You always have challenges. These are just new challenges that we haven’t quite had before. So, I hope you had some, at least thought processes about how you can tweak some things or change some things or implement some things to help build those relationships or to make sure that they stay strong.
If you have any questions as always, feel free to reach out. Instagram and Facebook at Student-Centered World, email firstname.lastname@example.org. Always happy to chat with another teacher. Always happy to help bounce ideas off of you. So, on that, I hope you have a fantastic upcoming week that you can use some of this in the classroom and I will see you next Saturday at 9 am Eastern Standard Time.
Teacher-Student Relationships and the 4 Keys
Developing great teacher-student relationships in your classroom isn’t difficult, it just needs to ebb and flow with the students and where they are (physically, mentally, and emotionally). Being flexible is the key to making all of this work. The key is engagement. There are four keys to student engagement that I discuss in my video training challenge that releases twice per year. It is called “Finding Your Student Engagement Formula” and it walks you through those four keys and how to implement them in the classroom.

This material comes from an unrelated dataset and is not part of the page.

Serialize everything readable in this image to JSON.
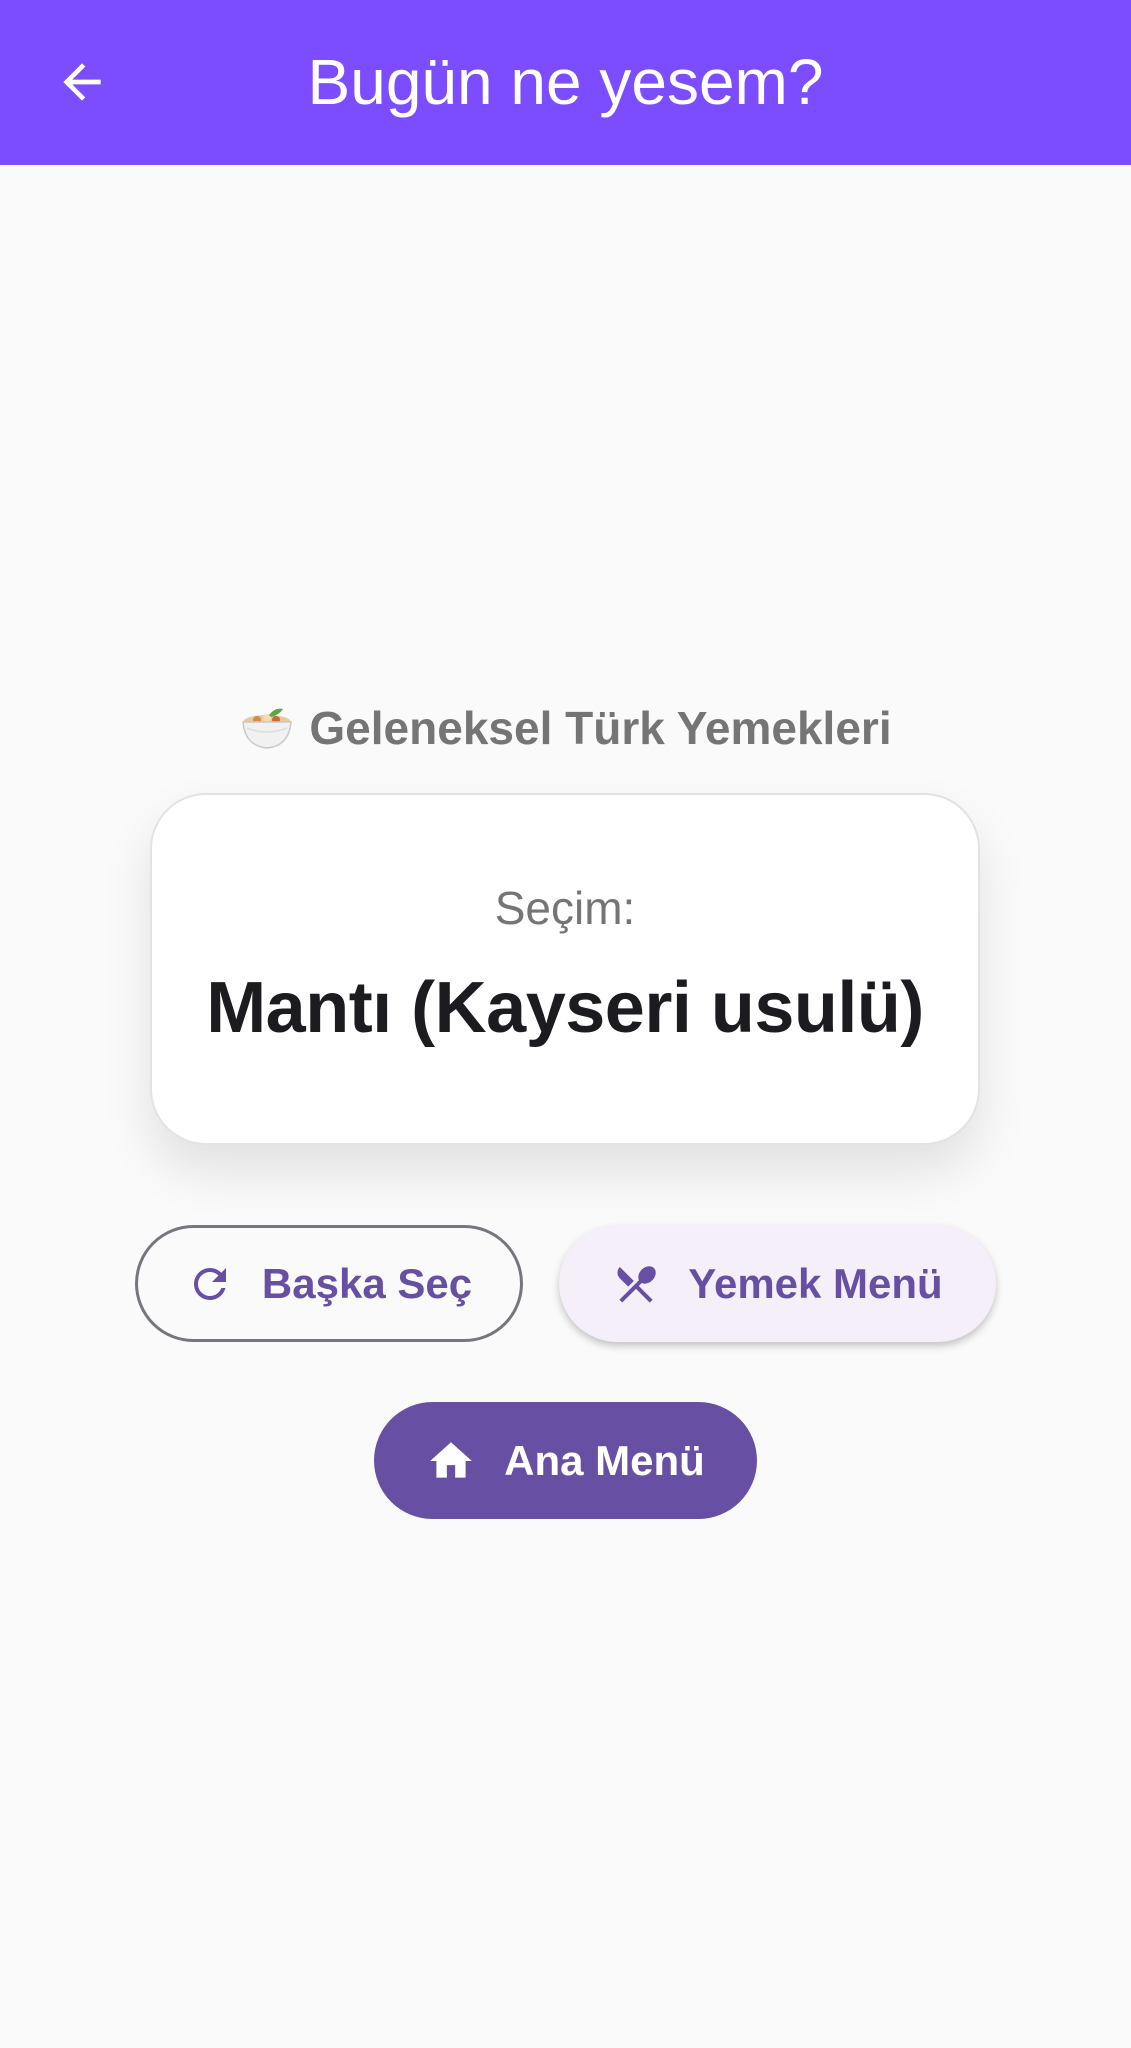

If you are interested in registering (it’s totally free), visit the Finding Your Student Engagement Formula Challenge registration page and you will be notified the next time the series is available.